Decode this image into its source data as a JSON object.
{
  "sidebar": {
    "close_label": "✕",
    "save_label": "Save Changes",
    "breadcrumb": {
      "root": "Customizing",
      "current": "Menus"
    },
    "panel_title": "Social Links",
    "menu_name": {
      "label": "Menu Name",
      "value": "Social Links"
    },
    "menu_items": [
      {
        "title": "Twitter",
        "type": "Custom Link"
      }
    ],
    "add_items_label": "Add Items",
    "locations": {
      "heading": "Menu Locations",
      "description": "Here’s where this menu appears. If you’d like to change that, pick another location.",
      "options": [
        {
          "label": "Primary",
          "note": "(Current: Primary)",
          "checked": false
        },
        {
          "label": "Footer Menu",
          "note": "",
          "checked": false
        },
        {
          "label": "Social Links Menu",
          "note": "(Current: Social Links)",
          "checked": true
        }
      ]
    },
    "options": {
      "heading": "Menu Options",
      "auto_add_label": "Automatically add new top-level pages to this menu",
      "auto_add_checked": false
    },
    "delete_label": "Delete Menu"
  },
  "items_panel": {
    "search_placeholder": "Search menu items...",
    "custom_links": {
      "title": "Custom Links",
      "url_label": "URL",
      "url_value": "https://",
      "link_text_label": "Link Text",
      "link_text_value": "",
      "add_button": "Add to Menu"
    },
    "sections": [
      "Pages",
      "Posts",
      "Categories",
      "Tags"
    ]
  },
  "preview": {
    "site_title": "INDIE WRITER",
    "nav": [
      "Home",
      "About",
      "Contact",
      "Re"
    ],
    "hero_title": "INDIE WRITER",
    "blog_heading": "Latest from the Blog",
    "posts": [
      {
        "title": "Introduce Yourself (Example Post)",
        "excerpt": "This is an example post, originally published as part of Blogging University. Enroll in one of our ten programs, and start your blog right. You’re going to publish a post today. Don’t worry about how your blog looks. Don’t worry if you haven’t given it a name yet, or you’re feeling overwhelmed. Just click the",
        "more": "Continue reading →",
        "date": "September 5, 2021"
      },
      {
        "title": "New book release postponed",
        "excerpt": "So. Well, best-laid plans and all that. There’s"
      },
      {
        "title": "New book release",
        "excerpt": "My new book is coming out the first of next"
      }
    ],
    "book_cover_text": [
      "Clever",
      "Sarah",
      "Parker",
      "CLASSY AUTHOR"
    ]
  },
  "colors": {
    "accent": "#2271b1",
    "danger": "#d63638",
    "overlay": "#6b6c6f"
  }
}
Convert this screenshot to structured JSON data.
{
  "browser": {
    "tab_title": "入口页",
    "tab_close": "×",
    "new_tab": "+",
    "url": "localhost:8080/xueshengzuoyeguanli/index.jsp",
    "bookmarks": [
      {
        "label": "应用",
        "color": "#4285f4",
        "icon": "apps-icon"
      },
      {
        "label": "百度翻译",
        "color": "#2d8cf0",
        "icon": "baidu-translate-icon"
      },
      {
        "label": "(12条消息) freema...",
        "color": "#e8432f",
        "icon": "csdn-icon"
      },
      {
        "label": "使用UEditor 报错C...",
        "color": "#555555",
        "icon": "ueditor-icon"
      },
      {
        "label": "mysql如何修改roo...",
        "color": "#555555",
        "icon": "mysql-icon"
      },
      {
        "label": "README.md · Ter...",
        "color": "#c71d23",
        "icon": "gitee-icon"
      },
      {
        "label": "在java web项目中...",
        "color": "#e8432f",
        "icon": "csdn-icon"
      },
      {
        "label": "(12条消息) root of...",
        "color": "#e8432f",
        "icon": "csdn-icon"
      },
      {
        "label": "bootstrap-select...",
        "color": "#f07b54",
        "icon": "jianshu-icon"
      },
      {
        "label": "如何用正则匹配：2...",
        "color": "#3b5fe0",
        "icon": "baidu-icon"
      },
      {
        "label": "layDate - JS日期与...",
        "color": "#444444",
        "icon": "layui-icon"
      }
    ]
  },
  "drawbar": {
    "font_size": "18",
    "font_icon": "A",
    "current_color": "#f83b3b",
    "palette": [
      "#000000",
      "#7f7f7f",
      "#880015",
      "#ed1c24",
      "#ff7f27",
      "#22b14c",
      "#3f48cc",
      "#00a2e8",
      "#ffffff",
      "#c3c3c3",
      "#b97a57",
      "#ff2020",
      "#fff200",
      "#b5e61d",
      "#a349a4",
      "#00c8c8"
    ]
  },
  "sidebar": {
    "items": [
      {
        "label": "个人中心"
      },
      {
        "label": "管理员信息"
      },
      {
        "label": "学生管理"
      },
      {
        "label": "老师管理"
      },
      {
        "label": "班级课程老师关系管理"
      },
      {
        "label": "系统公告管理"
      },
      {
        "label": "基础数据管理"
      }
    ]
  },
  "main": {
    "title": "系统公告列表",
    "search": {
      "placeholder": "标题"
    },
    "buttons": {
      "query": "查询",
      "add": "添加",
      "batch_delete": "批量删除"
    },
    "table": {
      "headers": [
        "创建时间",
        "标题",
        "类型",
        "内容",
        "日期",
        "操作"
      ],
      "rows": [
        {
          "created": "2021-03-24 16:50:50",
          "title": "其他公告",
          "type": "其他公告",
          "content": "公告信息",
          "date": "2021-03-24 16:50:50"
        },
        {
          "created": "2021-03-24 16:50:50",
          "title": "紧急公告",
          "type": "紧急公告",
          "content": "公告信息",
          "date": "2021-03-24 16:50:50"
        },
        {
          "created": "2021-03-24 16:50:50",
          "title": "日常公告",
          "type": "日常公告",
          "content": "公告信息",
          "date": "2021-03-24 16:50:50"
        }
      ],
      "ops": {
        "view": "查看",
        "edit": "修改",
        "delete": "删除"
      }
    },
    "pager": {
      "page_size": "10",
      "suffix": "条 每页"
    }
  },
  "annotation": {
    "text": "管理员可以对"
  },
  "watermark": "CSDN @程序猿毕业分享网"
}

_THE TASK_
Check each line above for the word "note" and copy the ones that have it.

_SOLUTION_
          "note": "(Current: Primary)",
          "note": "",
          "note": "(Current: Social Links)",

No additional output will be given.